Visuals, Dialogue & Learning: Your Alternative Pictures of the Steps of Design
Recently I created a short instructional video that explains how the different steps of design can be displayed as a learning design canvas. Check it out! The post generated some excellent comments and a few alternative examples (see below). Based on your feedback, I've added the 8th (SO THAT... / Transfer) and 9th (SO WHAT.../ IMPACT) steps to create an expanded learning design canvas (or click here for a Word version of the canvas you can fill in).
Perhaps not surprisingly, the reactions to this second draft have ranged from very positive ("nice alignment") to critical ("it doesn't work for me"). Fair enough, whenever you try to depict an abstract concept visually, there are for sure going to be different opinions. Perhaps it is similar to seeing a movie adaptation of a book that you loved: "The main character in the film doesn't look at all as I imagined her!"
But I think that one of the strengths of using visuals in learning is that they do provoke varied responses in different people: what clarifies the inter-relationships for one person, may make it less clear for others.
In a lot of the facilitation work that I do, I find that proposing a visual synthesis of a problem, idea or system can be an invitation to dialogue and deeper learning. I have often seen how presenting a simple, even simplistic, synthesis of the problem in a visual or graphic can help a group of learners make a breakthrough to a better understanding.
Not that they need to accept what I propose -- far from it! --- but most often having seen what they don't like, they come up with something better. As such, my "brilliant, Eureka-inducing-jump-out-of the-bathtub" solution usually turns out to be a imperfect"penultimate" solution.
But no worries. I've learned to be okay with that because after all the goal is to promote their learning or group process. And speaking of which....
Some Responses to the Learning Design Canvas Post:
Here is a growing collection of additional ways of mapping out the steps of design that readers have sent in these past few months.
1) The Classic, Narrative Model!
A Note Bella from Peter Noteboom of Global Learning Partnersshared how he continued to use the classic written list. This involves just writing the details of the steps starting with the WHO and working through to the HOW. He likes it because it keeps the WHO prominent as the starting place for any learning design.
2) The Consolidated What/What For - LTI Indicators Embedded - 4C Model
Margaret Spielmann, & Jenny Giezendanner from SIL shared a very detailed "Learning Module Design Guide" (along with an explanation) that they use in their Learning that LASTS classes. It's an intriguing innovation in that it:
a) Combines both the What (content) and What For (Achievement-Based Objectives) in Step 3 but also adds in indicators of Learning Transfer and Impact.
b) Provides yet another alternative formulation of the 4A / 4I Learning Task model, the 4C model:
- Connection (the inductive task)
- Content (the new knowledge, skills and attitudes the learners will engage with)
- Challenge (what they will do with the new KSAs)
- Change (the difference it will make in the future)

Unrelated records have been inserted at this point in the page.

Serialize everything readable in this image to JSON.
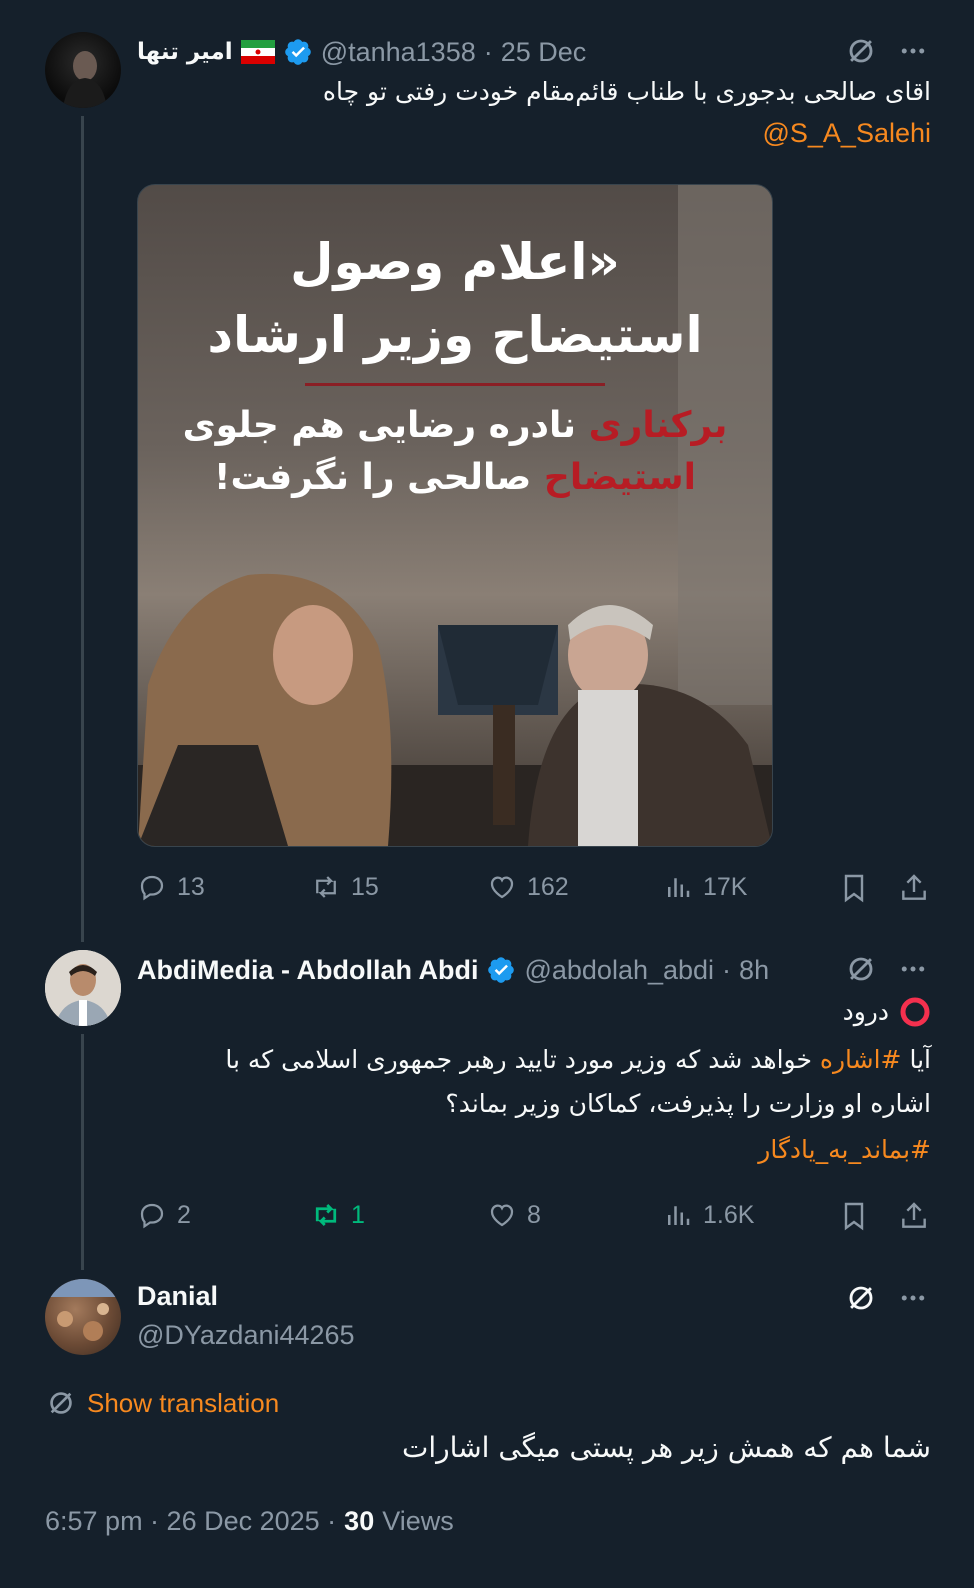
{
  "tweets": [
    {
      "display_name": "امیر تنها",
      "handle": "@tanha1358",
      "sep": "·",
      "date": "25 Dec",
      "text": "اقای صالحی بدجوری با طناب قائم‌مقام خودت رفتی تو چاه",
      "mention": "@S_A_Salehi",
      "image": {
        "headline_1": "«اعلام وصول",
        "headline_2": "استیضاح وزیر ارشاد",
        "sub_1_red": "برکناری",
        "sub_1_white": "نادره رضایی هم جلوی",
        "sub_2_red": "استیضاح",
        "sub_2_white": "صالحی را نگرفت!"
      },
      "actions": {
        "replies": "13",
        "retweets": "15",
        "likes": "162",
        "views": "17K"
      }
    },
    {
      "display_name": "AbdiMedia - Abdollah Abdi",
      "handle": "@abdolah_abdi",
      "sep": "·",
      "date": "8h",
      "greeting": "درود",
      "line1_pre": "آیا",
      "line1_tag": "#اشاره",
      "line1_post": "خواهد شد که وزیر مورد تایید رهبر جمهوری اسلامی که با",
      "line2": "اشاره او وزارت را پذیرفت، کماکان وزیر بماند؟",
      "hashtag": "#بماند_به_یادگار",
      "actions": {
        "replies": "2",
        "retweets": "1",
        "likes": "8",
        "views": "1.6K"
      }
    },
    {
      "display_name": "Danial",
      "handle": "@DYazdani44265",
      "translate_label": "Show translation",
      "text": "شما هم که همش زیر هر پستی میگی اشارات",
      "timestamp": "6:57 pm · 26 Dec 2025 ·",
      "views_count": "30",
      "views_label": "Views"
    }
  ],
  "colors": {
    "bg": "#15202b",
    "accent": "#f7891f",
    "verified": "#1d9bf0",
    "retweet_active": "#00ba7c",
    "muted": "#8b98a5"
  },
  "icons": [
    "grok-icon",
    "more-icon",
    "reply-icon",
    "retweet-icon",
    "like-icon",
    "views-icon",
    "bookmark-icon",
    "share-icon",
    "verified-badge-icon",
    "translate-icon",
    "iran-flag-icon"
  ]
}
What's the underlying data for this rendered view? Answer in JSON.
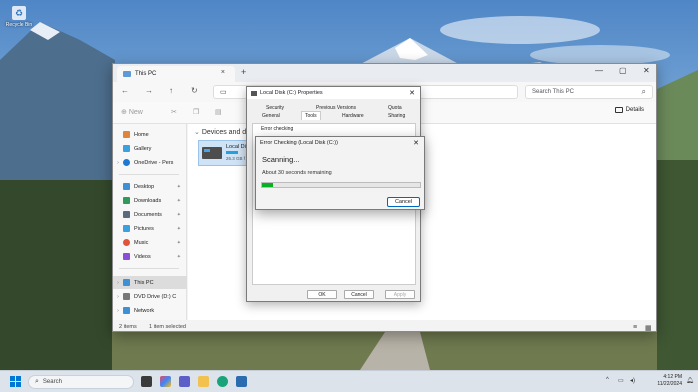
{
  "desktop": {
    "recycle_bin_label": "Recycle Bin"
  },
  "explorer": {
    "tab_title": "This PC",
    "search_placeholder": "Search This PC",
    "new_label": "New",
    "details_label": "Details",
    "sidebar": [
      {
        "label": "Home",
        "icon": "home-icon",
        "color": "#e0843b"
      },
      {
        "label": "Gallery",
        "icon": "gallery-icon",
        "color": "#3aa0e0"
      },
      {
        "label": "OneDrive - Pers",
        "icon": "cloud-icon",
        "color": "#1f78d1"
      },
      {
        "label": "Desktop",
        "icon": "desktop-icon",
        "color": "#3d8fd6"
      },
      {
        "label": "Downloads",
        "icon": "download-icon",
        "color": "#2f9a5a"
      },
      {
        "label": "Documents",
        "icon": "document-icon",
        "color": "#5a6b7d"
      },
      {
        "label": "Pictures",
        "icon": "pictures-icon",
        "color": "#3aa0e0"
      },
      {
        "label": "Music",
        "icon": "music-icon",
        "color": "#e0543b"
      },
      {
        "label": "Videos",
        "icon": "video-icon",
        "color": "#8a4fd6"
      },
      {
        "label": "This PC",
        "icon": "pc-icon",
        "color": "#3d8fd6"
      },
      {
        "label": "DVD Drive (D:) C",
        "icon": "dvd-icon",
        "color": "#777777"
      },
      {
        "label": "Network",
        "icon": "network-icon",
        "color": "#3d8fd6"
      }
    ],
    "group_label": "Devices and d",
    "drive": {
      "name": "Local Disk",
      "free_text": "26.3 GB f",
      "used_fraction": 0.55
    },
    "status_items": "2 items",
    "status_selected": "1 item selected"
  },
  "properties": {
    "title": "Local Disk (C:) Properties",
    "tabs_row1": [
      "Security",
      "Previous Versions",
      "Quota"
    ],
    "tabs_row2": [
      "General",
      "Tools",
      "Hardware",
      "Sharing"
    ],
    "section": "Error checking",
    "ok": "OK",
    "cancel": "Cancel",
    "apply": "Apply"
  },
  "error_check": {
    "title": "Error Checking (Local Disk (C:))",
    "status": "Scanning...",
    "remaining": "About 30 seconds remaining",
    "progress_fraction": 0.07,
    "cancel": "Cancel"
  },
  "taskbar": {
    "search_label": "Search",
    "time": "4:12 PM",
    "date": "11/22/2024"
  },
  "colors": {
    "accent": "#0078d4",
    "progress_green": "#06b025"
  }
}
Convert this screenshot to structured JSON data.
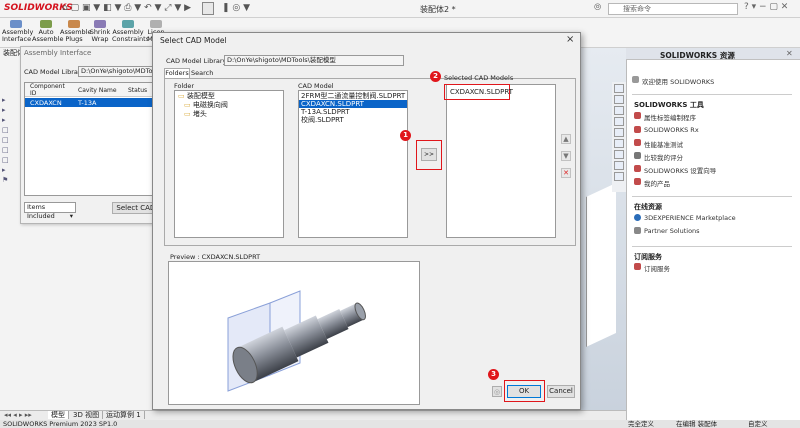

Thanks, Jenny & Margaret for sharing this template.
Margaret also subsequently posted a Learning Event planning module that is slightly different.
3) A Very Comprehensive Learning Concept Map
4) The Fish!
Lois Jones shared her vision of how the Steps of Design and it turned out looking like a fish.
I love how it captures the same inter-relationships as the Canvas that I created, but in a less "boxy" way!
Click on the image to see a larger version of the picture.
5) The Funnel
Paul Nitz in Malawi -- winner of the Dialogue Education Principles Review Game -- sent this great depiction of the 9 steps that starts with the WHY at the top of what looks to me like a funnel. As you "flow through" two more "filters" of steps, you reach the SO WHAT? at the bottom.
Great stuff. It reminds me of when we worked on the SURE-Fire Meetings Design, GLP's great course on creating effective meetings (little plug there!). We found that starting with the WHY helped you name who really had to be there to achieve the overall purpose of the meeting.
In learning design, however, I find that I don't always control the 4 parameter steps (Who, Why, When and Where); often these decisions are made for me. But if you do have a choice of who is to attend, this is a great way to conceptualize it.
More Ideas, Please!
If these ideas spark more ideas for you, please jot them down electronically and click here to upload them to this website. I'll review them and add them to this post.
In Visual Dialogue, dh